(Dataset rows for apps and sites)
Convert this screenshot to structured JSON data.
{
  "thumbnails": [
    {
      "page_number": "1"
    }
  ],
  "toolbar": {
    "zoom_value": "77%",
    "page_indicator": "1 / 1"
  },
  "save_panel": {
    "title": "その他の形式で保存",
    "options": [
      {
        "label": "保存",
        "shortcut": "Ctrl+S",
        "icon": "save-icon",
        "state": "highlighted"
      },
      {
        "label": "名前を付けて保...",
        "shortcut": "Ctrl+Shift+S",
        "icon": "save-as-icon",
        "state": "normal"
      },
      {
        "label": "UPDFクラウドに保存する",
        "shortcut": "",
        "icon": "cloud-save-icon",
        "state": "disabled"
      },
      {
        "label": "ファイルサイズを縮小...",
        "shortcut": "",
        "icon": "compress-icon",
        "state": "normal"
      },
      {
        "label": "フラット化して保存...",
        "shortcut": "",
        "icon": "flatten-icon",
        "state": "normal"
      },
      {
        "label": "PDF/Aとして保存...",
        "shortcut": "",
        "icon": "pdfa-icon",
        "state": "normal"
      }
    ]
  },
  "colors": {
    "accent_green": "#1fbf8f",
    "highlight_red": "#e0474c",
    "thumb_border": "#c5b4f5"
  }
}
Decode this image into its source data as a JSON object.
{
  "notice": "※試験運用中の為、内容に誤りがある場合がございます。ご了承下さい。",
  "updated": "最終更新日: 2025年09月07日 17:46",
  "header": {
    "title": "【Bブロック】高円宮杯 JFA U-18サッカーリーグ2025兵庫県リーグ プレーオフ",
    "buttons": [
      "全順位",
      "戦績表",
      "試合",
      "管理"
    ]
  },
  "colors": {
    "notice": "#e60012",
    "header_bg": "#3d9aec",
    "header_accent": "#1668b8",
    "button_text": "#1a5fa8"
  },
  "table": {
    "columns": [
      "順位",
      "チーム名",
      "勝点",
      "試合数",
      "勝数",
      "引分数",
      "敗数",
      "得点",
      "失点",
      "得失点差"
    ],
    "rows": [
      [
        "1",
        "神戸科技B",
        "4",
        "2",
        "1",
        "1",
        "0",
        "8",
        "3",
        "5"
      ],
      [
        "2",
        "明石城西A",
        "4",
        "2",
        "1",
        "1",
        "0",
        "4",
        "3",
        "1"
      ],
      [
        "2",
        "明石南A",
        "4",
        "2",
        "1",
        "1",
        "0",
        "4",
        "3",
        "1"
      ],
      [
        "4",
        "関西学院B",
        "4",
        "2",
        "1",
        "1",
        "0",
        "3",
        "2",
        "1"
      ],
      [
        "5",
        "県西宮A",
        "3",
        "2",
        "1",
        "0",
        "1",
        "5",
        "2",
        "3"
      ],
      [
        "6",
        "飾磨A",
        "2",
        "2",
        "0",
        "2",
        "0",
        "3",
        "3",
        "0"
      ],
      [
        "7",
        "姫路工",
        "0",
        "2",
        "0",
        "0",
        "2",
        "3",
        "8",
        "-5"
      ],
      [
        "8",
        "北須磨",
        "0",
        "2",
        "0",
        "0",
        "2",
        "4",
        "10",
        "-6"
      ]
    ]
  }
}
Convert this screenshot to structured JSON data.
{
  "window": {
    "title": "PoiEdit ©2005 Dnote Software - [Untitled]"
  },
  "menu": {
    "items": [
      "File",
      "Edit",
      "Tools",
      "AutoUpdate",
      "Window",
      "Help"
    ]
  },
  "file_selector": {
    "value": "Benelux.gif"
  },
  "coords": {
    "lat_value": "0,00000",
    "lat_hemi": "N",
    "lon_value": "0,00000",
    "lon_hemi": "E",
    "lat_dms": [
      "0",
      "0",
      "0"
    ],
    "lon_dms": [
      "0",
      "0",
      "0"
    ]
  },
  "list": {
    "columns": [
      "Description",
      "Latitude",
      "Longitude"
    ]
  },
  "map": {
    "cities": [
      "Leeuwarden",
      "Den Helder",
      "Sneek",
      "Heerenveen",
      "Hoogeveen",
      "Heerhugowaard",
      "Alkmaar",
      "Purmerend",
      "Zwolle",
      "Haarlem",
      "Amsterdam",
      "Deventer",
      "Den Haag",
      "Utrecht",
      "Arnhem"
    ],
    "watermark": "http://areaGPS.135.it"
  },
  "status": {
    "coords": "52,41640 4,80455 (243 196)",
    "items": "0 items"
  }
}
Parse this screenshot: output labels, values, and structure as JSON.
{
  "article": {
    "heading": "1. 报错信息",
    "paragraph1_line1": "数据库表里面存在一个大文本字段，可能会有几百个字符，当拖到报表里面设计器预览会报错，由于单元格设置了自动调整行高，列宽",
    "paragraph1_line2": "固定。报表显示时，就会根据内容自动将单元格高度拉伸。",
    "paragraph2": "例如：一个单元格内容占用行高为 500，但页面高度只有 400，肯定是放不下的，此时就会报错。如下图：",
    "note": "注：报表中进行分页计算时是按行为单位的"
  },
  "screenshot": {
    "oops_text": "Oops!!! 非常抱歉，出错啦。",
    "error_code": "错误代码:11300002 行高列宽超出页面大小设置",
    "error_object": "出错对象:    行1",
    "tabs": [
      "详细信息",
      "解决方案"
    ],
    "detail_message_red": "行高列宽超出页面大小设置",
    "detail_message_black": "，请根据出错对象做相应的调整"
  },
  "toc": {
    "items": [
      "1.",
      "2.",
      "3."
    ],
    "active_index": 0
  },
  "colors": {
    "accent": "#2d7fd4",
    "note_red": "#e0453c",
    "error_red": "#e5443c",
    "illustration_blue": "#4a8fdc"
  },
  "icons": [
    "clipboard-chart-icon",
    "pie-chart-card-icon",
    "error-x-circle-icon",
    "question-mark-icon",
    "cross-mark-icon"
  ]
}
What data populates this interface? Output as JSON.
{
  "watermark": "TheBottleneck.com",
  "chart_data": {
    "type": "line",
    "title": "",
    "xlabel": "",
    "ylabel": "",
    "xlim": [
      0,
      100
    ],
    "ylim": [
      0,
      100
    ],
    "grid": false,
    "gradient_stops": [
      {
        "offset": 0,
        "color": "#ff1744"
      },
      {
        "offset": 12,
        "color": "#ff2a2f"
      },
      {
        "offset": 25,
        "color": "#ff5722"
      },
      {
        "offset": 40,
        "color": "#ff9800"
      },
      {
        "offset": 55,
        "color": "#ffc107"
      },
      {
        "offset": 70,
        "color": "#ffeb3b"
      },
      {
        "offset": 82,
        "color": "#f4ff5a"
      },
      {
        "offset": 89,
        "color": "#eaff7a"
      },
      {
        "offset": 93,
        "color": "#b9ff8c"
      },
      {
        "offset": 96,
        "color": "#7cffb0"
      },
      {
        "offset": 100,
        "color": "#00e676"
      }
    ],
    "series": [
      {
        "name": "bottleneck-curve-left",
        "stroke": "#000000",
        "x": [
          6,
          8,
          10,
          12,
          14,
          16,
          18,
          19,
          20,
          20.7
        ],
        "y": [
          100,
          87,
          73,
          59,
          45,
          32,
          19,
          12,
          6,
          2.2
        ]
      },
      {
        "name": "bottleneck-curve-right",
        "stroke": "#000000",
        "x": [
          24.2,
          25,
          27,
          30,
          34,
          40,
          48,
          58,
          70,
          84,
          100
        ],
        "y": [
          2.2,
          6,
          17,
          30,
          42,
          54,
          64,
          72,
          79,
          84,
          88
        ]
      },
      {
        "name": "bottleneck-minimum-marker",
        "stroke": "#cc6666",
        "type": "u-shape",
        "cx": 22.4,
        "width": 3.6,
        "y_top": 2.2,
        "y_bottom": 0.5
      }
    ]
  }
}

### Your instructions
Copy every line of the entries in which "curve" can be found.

### Response below
        "name": "bottleneck-curve-left",
        "name": "bottleneck-curve-right",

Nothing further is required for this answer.